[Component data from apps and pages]
········
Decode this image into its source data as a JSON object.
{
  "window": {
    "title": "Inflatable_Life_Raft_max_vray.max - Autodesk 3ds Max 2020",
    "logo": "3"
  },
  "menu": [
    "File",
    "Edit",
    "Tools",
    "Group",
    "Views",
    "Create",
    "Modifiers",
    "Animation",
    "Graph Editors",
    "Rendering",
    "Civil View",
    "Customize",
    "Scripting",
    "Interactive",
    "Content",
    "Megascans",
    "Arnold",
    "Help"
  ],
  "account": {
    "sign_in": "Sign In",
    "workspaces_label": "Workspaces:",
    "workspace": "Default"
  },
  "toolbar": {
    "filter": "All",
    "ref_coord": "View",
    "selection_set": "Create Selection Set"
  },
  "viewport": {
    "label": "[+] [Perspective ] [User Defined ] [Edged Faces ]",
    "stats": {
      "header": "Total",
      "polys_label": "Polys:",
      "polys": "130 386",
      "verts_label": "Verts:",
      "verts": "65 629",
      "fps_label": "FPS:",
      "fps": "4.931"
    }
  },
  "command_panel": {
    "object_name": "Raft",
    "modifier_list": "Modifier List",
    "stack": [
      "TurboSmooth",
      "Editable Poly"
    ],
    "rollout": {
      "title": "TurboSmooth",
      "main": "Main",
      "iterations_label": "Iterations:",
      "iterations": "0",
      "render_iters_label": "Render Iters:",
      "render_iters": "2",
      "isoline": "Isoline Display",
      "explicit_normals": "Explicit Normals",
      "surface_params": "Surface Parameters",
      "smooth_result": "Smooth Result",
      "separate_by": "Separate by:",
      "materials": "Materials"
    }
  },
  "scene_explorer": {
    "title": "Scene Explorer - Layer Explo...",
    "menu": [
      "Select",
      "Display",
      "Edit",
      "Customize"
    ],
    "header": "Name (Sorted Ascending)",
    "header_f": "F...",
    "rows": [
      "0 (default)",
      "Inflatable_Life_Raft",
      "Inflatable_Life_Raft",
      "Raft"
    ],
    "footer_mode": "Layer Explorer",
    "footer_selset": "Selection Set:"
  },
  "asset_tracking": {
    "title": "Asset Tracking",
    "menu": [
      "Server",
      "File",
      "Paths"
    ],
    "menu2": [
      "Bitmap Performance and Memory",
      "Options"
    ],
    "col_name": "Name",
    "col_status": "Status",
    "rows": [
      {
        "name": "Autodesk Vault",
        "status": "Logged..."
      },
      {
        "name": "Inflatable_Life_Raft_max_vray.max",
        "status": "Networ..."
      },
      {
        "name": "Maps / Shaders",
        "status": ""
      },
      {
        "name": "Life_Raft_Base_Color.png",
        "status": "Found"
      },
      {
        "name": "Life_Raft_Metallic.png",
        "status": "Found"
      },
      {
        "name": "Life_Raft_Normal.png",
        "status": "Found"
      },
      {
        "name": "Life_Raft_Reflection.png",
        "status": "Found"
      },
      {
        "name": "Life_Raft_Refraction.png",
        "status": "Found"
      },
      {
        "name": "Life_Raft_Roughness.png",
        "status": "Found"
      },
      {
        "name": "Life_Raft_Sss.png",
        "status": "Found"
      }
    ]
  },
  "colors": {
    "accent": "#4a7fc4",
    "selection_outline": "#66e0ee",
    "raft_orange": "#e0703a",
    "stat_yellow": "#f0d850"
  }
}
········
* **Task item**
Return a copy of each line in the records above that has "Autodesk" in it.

* **Exercise answer**
    "title": "Inflatable_Life_Raft_max_vray.max - Autodesk 3ds Max 2020",
        "name": "Autodesk Vault",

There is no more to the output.